8. Social Security may NOT have your back. It can be difficult to qualify for Social Security Disability payments, and the process can also take much longer than the LTD claims process. Also, keep in mind that the maximum monthly benefit you can receive from Social Security as of 2021 is $3,148, while the average hovers around $1,280 a month. I’m not sure where you live, but even the maximum wouldn’t put much of a dent in Seattle-area household expenses for quite a few people.
9. Workers’ Compensation probably does NOT have your back. Workers’ Compensation rules vary by state, but most states require companies with employees to have workers’ compensation insurance. The employer pays the cost for the insurance, and both the employer and employee can receive benefits when a claim is filed. The typical state will pay 66% of an employee’s income while they are out of work, and there may be some healthcare benefits included as well. On the bright side, the benefits are generally not taxable to the employee AND income like gifts and bonuses will typically be included. But still, ask yourself if your household can get by on 2/3 of your current income.
The huge gotcha with Workers’ Compensation coverage is that your illness or injury has to be work-related, you have to have been working during the time of the injury or start of the illness, and you have to be able to prove it. Another big gotcha is that Workers’ Compensation doesn’t cover slips and falls, car accidents, carpal tunnel, back injuries from repeated movements, or injuries to the lungs from breathing toxic substances. So pretty much all of the most likely workplace injuries and illnesses aren’t covered. It doesn’t cover illnesses or injuries outside of work at all. Do you want to bet on your illness or injury being covered under such specific requirements?
10. Lest you think yourself invincible, my darling, here are some stats to hopefully scare the stuffing out of you and convince you to get this coverage (from the Council for Disability Awareness):
a. Over half of working households don’t have any long-term disability insurance at all (54.3%, to be exact).
b. Only 48% of US adults would be able to cover three months of living expenses if they couldn’t work. Honestly, I’m surprised it’s that many. And anyway, three months isn’t long enough if you have a longer disability.
c. More than 25% of 20-year-olds will be out of work for at least a year because of a disabling illness or injury before they reach their retirement age. This is for you, my young and healthy readers. Which one will it be? You, or one of your three friends?
d. 26% of consumer bankruptcies are due to medical bills, and 15% are due to the illness or injury of oneself or a family member. I hope it’s clear by now that long-term disability coverage can help with both.

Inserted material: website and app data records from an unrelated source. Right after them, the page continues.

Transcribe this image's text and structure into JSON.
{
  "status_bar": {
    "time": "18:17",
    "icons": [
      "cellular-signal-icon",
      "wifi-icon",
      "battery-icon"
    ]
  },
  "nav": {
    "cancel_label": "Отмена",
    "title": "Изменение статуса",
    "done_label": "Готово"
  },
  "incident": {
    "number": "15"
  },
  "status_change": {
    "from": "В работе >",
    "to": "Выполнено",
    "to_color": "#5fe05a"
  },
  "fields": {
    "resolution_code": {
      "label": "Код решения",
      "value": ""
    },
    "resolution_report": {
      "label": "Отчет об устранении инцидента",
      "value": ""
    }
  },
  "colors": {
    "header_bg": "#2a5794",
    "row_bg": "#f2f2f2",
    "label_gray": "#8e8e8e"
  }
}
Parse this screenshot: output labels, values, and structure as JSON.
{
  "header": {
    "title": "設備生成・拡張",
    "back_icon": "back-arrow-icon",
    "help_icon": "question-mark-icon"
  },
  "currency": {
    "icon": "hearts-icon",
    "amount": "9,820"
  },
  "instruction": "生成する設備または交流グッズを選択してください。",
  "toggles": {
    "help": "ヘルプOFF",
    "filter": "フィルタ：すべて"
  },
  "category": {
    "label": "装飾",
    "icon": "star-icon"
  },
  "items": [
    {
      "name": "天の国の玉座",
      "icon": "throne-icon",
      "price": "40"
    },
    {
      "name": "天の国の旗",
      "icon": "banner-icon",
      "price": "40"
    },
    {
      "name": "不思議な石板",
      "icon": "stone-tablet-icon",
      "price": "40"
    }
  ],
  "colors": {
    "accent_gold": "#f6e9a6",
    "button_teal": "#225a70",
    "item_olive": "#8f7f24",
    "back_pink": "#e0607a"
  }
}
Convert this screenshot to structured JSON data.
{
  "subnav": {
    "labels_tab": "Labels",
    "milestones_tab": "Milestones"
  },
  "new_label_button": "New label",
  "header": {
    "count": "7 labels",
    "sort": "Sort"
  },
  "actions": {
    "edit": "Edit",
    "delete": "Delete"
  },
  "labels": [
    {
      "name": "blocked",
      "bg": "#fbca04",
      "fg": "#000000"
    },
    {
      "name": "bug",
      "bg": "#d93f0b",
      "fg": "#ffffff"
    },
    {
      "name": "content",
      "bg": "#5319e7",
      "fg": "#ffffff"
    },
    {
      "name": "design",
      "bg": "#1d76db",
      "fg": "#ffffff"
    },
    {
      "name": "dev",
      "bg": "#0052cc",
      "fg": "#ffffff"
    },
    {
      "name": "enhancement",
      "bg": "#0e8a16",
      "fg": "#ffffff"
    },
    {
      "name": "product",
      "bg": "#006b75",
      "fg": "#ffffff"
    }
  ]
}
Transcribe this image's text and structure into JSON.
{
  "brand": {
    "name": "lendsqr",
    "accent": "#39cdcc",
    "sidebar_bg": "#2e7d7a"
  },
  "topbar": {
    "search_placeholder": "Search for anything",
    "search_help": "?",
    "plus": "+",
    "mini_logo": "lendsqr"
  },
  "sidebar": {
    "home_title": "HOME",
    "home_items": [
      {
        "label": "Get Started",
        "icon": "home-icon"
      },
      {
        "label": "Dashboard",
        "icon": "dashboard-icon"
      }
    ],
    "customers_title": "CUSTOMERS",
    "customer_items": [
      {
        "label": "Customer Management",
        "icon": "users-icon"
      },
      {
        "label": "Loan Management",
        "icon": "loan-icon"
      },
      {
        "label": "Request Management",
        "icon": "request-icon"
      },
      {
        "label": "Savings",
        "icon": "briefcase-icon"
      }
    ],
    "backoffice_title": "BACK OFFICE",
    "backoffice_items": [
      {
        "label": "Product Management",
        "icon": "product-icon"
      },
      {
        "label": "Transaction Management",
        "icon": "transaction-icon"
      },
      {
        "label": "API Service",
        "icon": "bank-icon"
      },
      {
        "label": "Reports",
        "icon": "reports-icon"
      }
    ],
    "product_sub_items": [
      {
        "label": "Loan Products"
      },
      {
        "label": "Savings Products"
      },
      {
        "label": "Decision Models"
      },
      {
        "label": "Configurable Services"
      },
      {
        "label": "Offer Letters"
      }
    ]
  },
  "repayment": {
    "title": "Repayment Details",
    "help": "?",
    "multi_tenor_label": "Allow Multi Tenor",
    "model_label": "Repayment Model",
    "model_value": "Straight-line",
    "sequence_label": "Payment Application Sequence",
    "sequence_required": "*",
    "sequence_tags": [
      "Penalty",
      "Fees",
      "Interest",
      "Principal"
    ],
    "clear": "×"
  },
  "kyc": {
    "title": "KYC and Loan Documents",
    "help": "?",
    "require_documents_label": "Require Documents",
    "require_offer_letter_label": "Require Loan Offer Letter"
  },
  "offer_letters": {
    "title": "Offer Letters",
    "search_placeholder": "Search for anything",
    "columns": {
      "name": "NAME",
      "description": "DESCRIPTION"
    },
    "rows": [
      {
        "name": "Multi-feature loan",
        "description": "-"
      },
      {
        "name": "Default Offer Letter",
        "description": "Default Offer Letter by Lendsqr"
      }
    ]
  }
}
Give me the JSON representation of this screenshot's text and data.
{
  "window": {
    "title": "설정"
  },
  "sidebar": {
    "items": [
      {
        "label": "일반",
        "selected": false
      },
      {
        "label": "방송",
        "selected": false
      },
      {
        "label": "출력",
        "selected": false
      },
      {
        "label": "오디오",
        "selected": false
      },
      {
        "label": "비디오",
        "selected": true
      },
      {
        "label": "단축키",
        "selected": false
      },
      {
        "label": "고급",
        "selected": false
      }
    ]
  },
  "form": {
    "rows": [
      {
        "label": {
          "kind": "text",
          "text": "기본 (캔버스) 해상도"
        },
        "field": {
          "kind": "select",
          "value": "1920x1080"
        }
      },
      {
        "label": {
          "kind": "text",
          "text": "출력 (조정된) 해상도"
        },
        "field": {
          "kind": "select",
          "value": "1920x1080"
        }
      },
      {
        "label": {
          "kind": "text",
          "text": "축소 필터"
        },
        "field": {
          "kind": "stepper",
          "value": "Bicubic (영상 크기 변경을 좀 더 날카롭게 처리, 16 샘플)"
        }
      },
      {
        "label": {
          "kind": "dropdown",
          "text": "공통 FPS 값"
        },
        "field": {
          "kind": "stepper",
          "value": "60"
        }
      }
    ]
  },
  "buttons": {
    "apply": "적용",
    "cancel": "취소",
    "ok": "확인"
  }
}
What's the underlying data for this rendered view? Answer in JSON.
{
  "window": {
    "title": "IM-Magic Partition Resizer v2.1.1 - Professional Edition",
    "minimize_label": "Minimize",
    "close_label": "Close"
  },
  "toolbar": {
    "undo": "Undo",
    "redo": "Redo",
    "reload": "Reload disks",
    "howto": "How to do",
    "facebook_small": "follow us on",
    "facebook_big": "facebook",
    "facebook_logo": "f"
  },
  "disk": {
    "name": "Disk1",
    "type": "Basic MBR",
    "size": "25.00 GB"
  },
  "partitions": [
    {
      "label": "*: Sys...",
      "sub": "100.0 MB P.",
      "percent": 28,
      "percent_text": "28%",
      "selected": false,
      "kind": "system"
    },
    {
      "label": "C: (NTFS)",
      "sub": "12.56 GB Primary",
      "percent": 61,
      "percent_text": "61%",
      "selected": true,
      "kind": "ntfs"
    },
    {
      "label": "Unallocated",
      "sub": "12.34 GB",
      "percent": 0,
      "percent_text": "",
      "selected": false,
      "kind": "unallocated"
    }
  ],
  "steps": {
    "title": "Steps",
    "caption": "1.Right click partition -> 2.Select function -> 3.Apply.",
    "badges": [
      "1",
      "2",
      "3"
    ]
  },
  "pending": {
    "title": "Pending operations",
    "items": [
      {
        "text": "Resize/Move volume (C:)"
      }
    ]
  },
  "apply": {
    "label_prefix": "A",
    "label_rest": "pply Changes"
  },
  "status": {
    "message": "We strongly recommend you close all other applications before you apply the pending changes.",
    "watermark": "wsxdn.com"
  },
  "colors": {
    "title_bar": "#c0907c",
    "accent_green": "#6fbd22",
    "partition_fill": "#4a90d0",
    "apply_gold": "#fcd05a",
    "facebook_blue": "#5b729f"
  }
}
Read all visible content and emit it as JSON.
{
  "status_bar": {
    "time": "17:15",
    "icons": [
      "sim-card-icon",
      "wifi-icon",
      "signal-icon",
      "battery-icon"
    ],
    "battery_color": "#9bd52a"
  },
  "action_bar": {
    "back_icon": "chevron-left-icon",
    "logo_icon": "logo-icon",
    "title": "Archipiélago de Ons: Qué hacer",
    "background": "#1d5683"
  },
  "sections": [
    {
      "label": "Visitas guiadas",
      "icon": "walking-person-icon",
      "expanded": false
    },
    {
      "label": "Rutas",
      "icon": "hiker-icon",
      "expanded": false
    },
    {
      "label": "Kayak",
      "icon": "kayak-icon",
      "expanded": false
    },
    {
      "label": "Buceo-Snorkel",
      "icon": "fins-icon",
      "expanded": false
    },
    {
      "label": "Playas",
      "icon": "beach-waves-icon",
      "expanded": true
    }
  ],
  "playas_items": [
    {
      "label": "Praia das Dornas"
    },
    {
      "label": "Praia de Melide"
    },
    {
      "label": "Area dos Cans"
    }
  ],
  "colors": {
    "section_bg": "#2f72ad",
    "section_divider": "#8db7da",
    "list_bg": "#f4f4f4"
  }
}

As you can see, individual long-term disability coverage is complicated AND critical for your financial life plan. Please be sure you get the detailed, apples-to-apples competitive quotes I suggested above and really pick through them to make sure you get what you need. Once you’ve applied and been approved, make sure you read the policy documents and any addendums to make sure they are correct. And if you’re eligible to pay a little more every year to increase your coverage to match raises and inflation, DO IT. The younger you are, the more important it is to keep your benefit level with your income by taking these coverage increases.